“I don’t want to say that I look towards Japan completely without concern at the moment,” she added. “It is known that in Germany we are of the opinion that central banks are not there to clean up political bad decisions and a lack of competitiveness.”
The Bank of Japan is under pressure from the country’s new Prime Minister Shinzo Abe to take bolder action to overcome deflation and lift the economy out of recession. In recent months it has expanded its asset-buying programme and this week it doubled its inflation target to 2 percent.
The head of Germany’s Bundesbank joined other central bankers this week in warning about the risk of competitive devaluations - countries encouraging their currencies to weaken in order to boost the attractiveness of home-grown products.
Jaime Caruana, general manager of the Bank for International Settlements, told Reuters Insider television in a Davos interview that central banks were coming under “excessive pressure” to promote growth and weaken currencies.
Merkel said it was important for central banks to set limits, as she said the European Central Bank had done in announcing its own bond-buying programme last year that is conditional on economic reforms.
“Central banks, too, will not be able to solve structural problems that stem from political decisions. They can build bridges,” Merkel said.
“The European Central Bank has contributed to this but the ECB has also made clear, only those who implement structural reforms and accept conditionality, can hope for our support.”
She said politicians in Europe now had an obligation to act, as the ECB had bought them time.
The 58-year-old German leader appeared to reject suggestions by other officials at Davos that Europe’s austerity drive had gone far enough. She said politicians sometimes needed the pressure of a crisis to push through difficult reforms.
“My conclusion is therefore that if Europe is in a difficult situation today, we must implement the structural reforms today so we can live better tomorrow.”
Yet she also referred to youth unemployment as Europe’s “biggest burden” and said steps may be necessary to prevent political and social instability from breaking out.
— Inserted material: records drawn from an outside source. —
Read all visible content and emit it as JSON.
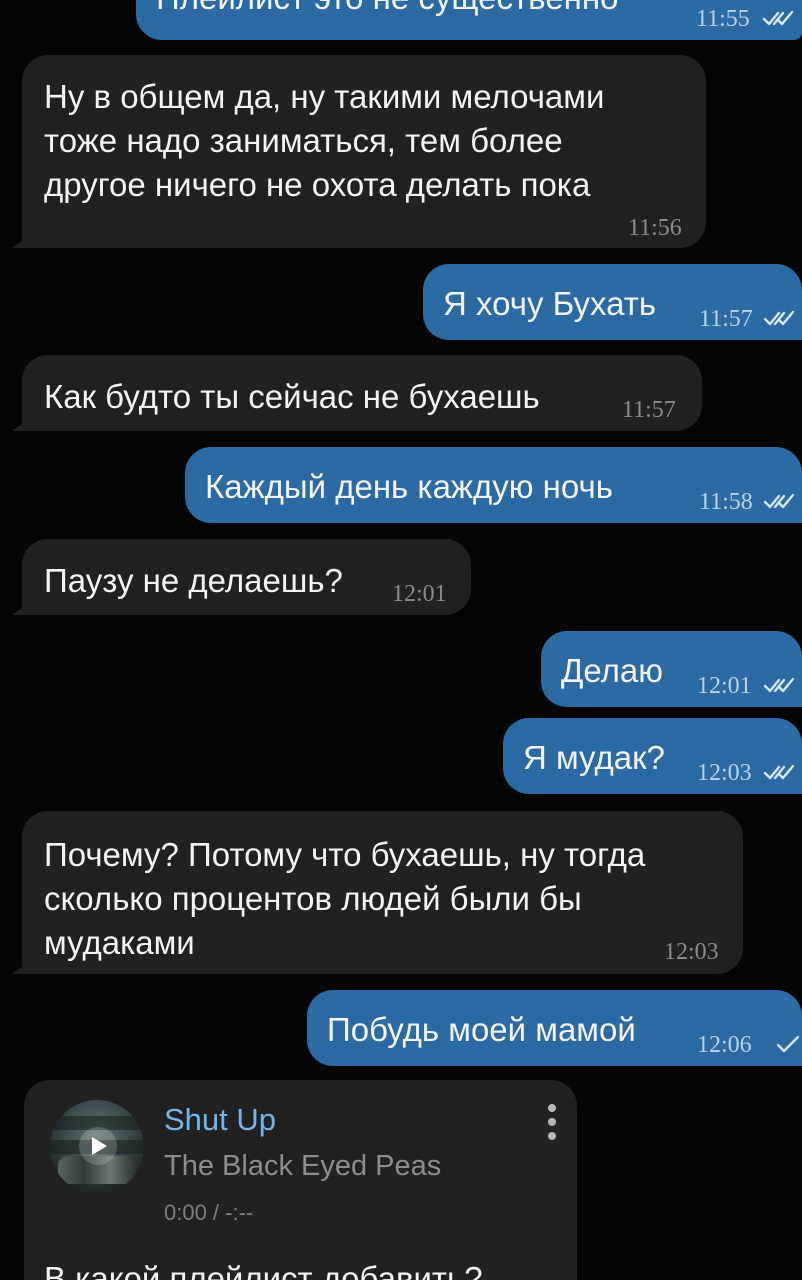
{
  "chat": {
    "messages": [
      {
        "id": "m1",
        "text": "Плейлист это не существенно",
        "time": "11:55",
        "direction": "out",
        "status": "double-check-icon"
      },
      {
        "id": "m2",
        "text": "Ну в общем да, ну такими мелочами\nтоже надо заниматься, тем более\nдругое ничего не охота делать пока",
        "time": "11:56",
        "direction": "in"
      },
      {
        "id": "m3",
        "text": "Я хочу Бухать",
        "time": "11:57",
        "direction": "out",
        "status": "double-check-icon"
      },
      {
        "id": "m4",
        "text": "Как будто ты сейчас не бухаешь",
        "time": "11:57",
        "direction": "in"
      },
      {
        "id": "m5",
        "text": "Каждый день каждую ночь",
        "time": "11:58",
        "direction": "out",
        "status": "double-check-icon"
      },
      {
        "id": "m6",
        "text": "Паузу не делаешь?",
        "time": "12:01",
        "direction": "in"
      },
      {
        "id": "m7",
        "text": "Делаю",
        "time": "12:01",
        "direction": "out",
        "status": "double-check-icon"
      },
      {
        "id": "m8",
        "text": "Я мудак?",
        "time": "12:03",
        "direction": "out",
        "status": "double-check-icon"
      },
      {
        "id": "m9",
        "text": "Почему? Потому что бухаешь, ну тогда\nсколько процентов людей были бы\nмудаками",
        "time": "12:03",
        "direction": "in"
      },
      {
        "id": "m10",
        "text": "Побудь моей мамой",
        "time": "12:06",
        "direction": "out",
        "status": "single-check-icon"
      }
    ],
    "music_card": {
      "title": "Shut Up",
      "artist": "The Black Eyed Peas",
      "progress": "0:00 / -:--",
      "caption": "В какой плейлист добавить?",
      "cover_icon": "album-cover-icon",
      "play_icon": "play-icon",
      "menu_icon": "more-vertical-icon"
    }
  },
  "colors": {
    "background": "#050505",
    "incoming_bubble": "#212121",
    "outgoing_bubble": "#2c6aa3",
    "music_title": "#74b6ec"
  }
}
“Our main task must be to present perspectives and possibly even to provide bridging measures until they lead to a decline in unemployment. That’s what the near future is about,” Merkel said.
Editing by Philippa Fletcher